Piano Versatility and Accompaniment
The piano is a highly versatile instrument that can produce a wide range of sounds and dynamics. It is suitable for playing a variety of music styles, including classical, jazz, pop, and rock. The piano can be used as a solo instrument, as well as for accompaniment in small ensembles, large groups, and orchestras.
When it comes to accompaniment, the piano is an excellent choice due to its wide range of dynamics and ability to produce a full sound. It can accompany a soloist or a large group of musicians and can be used for both classical and contemporary music.
The main difference between the harpsichord and the piano in terms of versatility and accompaniment is the dynamic range. The piano can produce a wide range of dynamics, from soft to loud, while the harpsichord’s sound is more limited in this regard. Additionally, the piano’s sound is more versatile and suitable for a wider range of music styles, while the harpsichord is best suited for Baroque and early classical music.
In terms of accompaniment, the piano is a more versatile option due to its ability to produce a full sound and wide range of dynamics. It can accompany soloists, small ensembles, large groups, and orchestras, while the harpsichord is best suited for accompanying small ensembles or soloists.
Overall, while the harpsichord has its unique and beautiful sound, the piano is a more versatile and practical option for both solo and accompaniment purposes.
In conclusion, the harpsichord and piano are two distinct instruments with unique characteristics. While they may share some similarities, such as the use of a keyboard, they differ in many ways.
The most significant difference between the two is how they produce sound. The harpsichord strings are plucked, while the piano strings are struck. This fundamental difference affects the sound quality, volume, and range of each instrument.
Another difference is the number of keyboards. While pianos have only one keyboard, harpsichords usually have two or even three keyboards. Additionally, the harpsichord’s sound is more consistent, while the piano has a wider range of dynamics.
Despite these differences, both instruments have their place in music history and continue to be used today. The harpsichord is often associated with Baroque music, while the piano has a more extensive repertoire and is used in various genres.
Ultimately, the choice between a harpsichord and a piano depends on personal preference, playing style, and the type of music being performed. Both instruments have their strengths and weaknesses, and it’s up to the musician to decide which one is best suited for their needs.
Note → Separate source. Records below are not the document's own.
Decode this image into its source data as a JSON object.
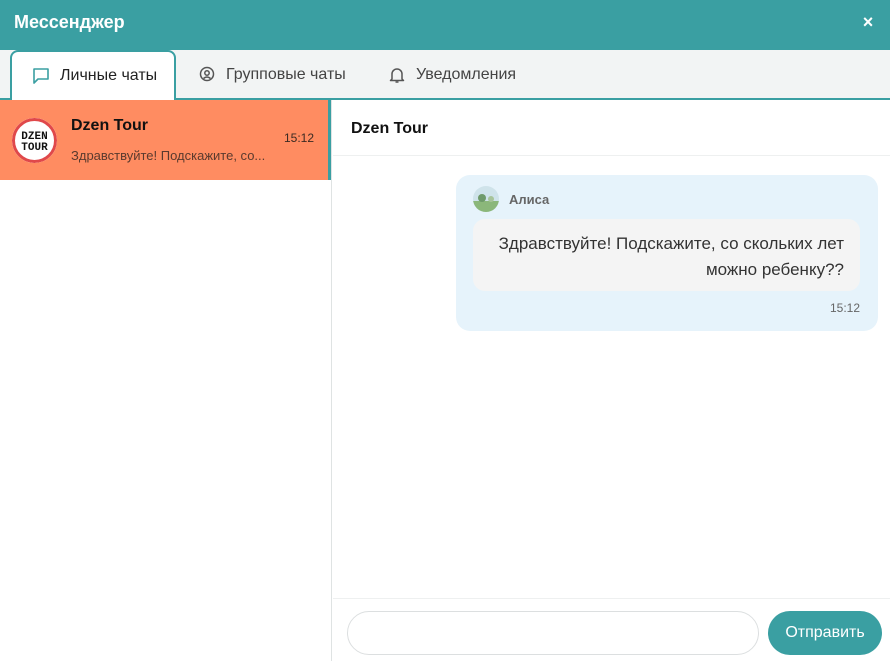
{
  "window": {
    "title": "Мессенджер",
    "close_label": "×"
  },
  "tabs": [
    {
      "label": "Личные чаты",
      "icon": "chat-bubble-icon",
      "active": true
    },
    {
      "label": "Групповые чаты",
      "icon": "location-pin-icon",
      "active": false
    },
    {
      "label": "Уведомления",
      "icon": "bell-icon",
      "active": false
    }
  ],
  "chat_list": [
    {
      "name": "Dzen Tour",
      "preview": "Здравствуйте! Подскажите, со...",
      "time": "15:12",
      "avatar_text": "DZEN TOUR",
      "selected": true
    }
  ],
  "conversation": {
    "title": "Dzen Tour",
    "messages": [
      {
        "author": "Алиса",
        "text": "Здравствуйте! Подскажите, со скольких лет можно ребенку??",
        "time": "15:12"
      }
    ]
  },
  "composer": {
    "placeholder": "",
    "value": "",
    "send_label": "Отправить"
  },
  "colors": {
    "accent": "#3a9fa2",
    "selected_chat": "#ff8c61",
    "message_bg": "#e6f3fb",
    "bubble_bg": "#f4f4f4"
  }
}
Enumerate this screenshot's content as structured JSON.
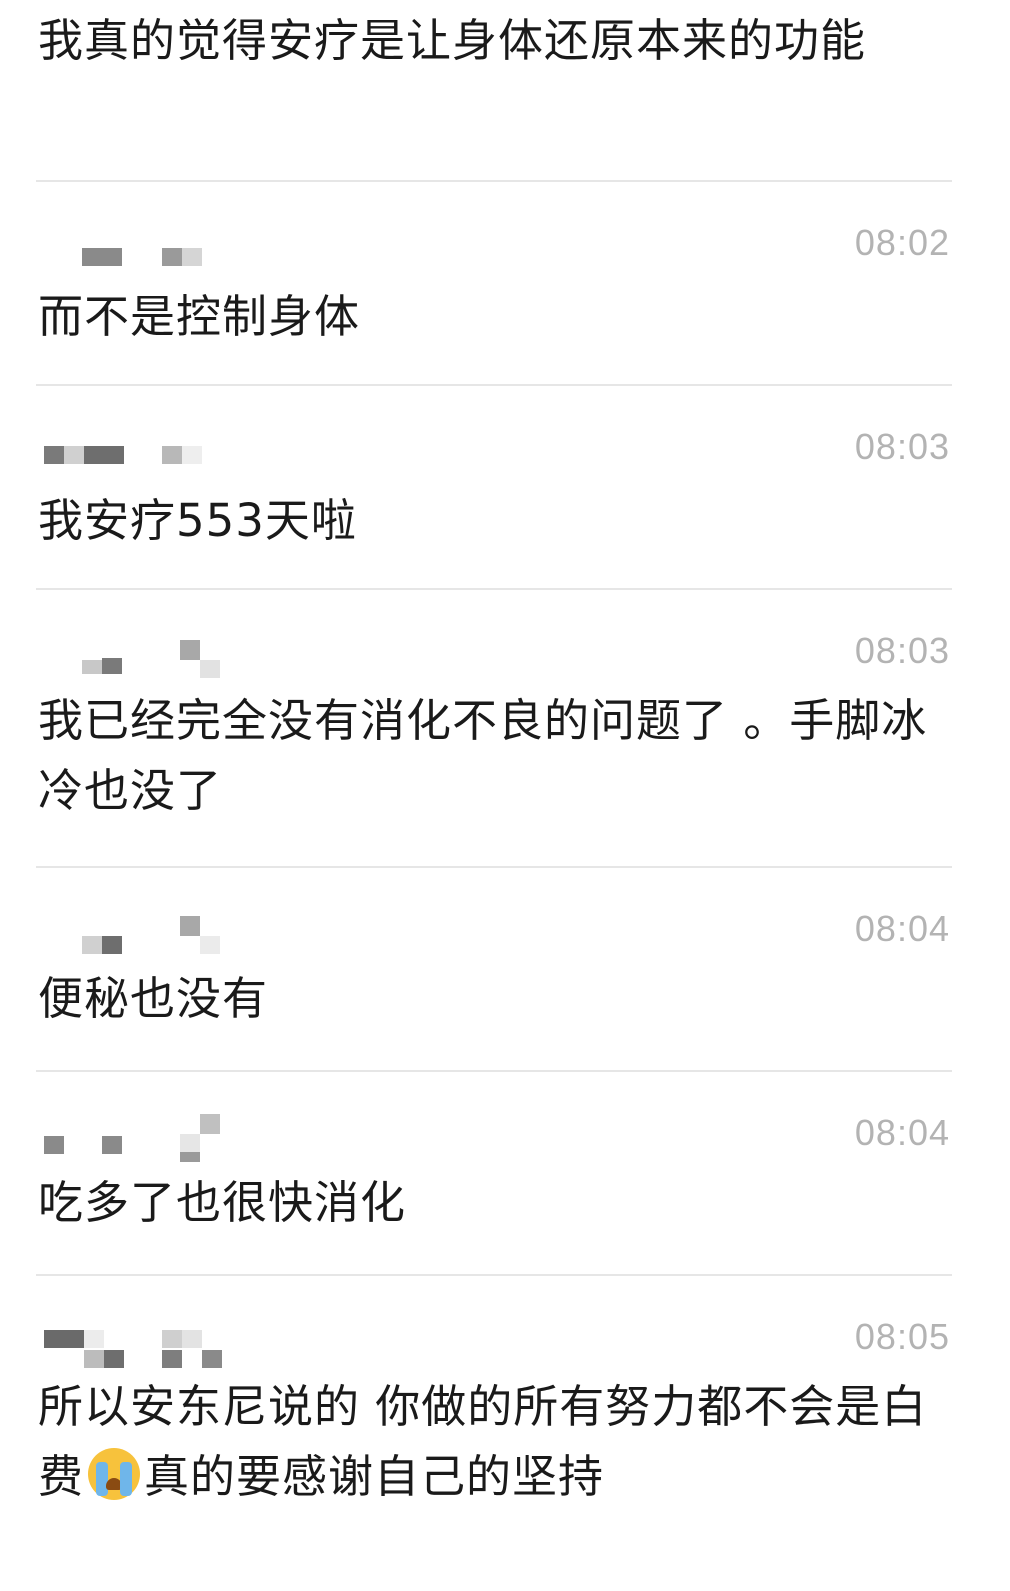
{
  "top_message": "我真的觉得安疗是让身体还原本来的功能",
  "messages": [
    {
      "time": "08:02",
      "text": "而不是控制身体"
    },
    {
      "time": "08:03",
      "text": "我安疗553天啦"
    },
    {
      "time": "08:03",
      "text": "我已经完全没有消化不良的问题了 。手脚冰冷也没了"
    },
    {
      "time": "08:04",
      "text": "便秘也没有"
    },
    {
      "time": "08:04",
      "text": "吃多了也很快消化"
    },
    {
      "time": "08:05",
      "text_before": "所以安东尼说的 你做的所有努力都不会是白费",
      "emoji": "loudly-crying-face-emoji",
      "text_after": "真的要感谢自己的坚持"
    }
  ]
}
Frequently Asked Questions
What are the differences between harpsichord and piano?
The main difference between a harpsichord and a piano is the way they produce sound. Harpsichords pluck the strings, while pianos strike them. This results in a different sound quality and playing technique.
How does the sound of a harpsichord differ from a piano?
Harpsichords have a more delicate, crisp sound compared to the fuller, sustained sound of a piano. The sound of a harpsichord also lacks dynamics, as it cannot produce variations in volume like a piano can.
Which is older, the harpsichord or the piano?
The harpsichord is older than the piano, with records of its existence dating back to the 14th century. The piano was invented in the early 18th century.
Can someone who plays piano also play harpsichord?
Yes, someone who plays piano can also play harpsichord, but they may need to adjust their technique and playing style to accommodate the differences in sound production.
Is it harder to play harpsichord than piano?
Playing harpsichord requires a different technique than playing piano, so it may take some time to adjust. However, both instruments require skill and practice to master.
Why did musicians switch from harpsichord to piano?
Musicians switched from harpsichord to piano because the piano offered more dynamic range and expressive capabilities. The ability to vary the volume and sustain notes allowed for more emotional and nuanced performances.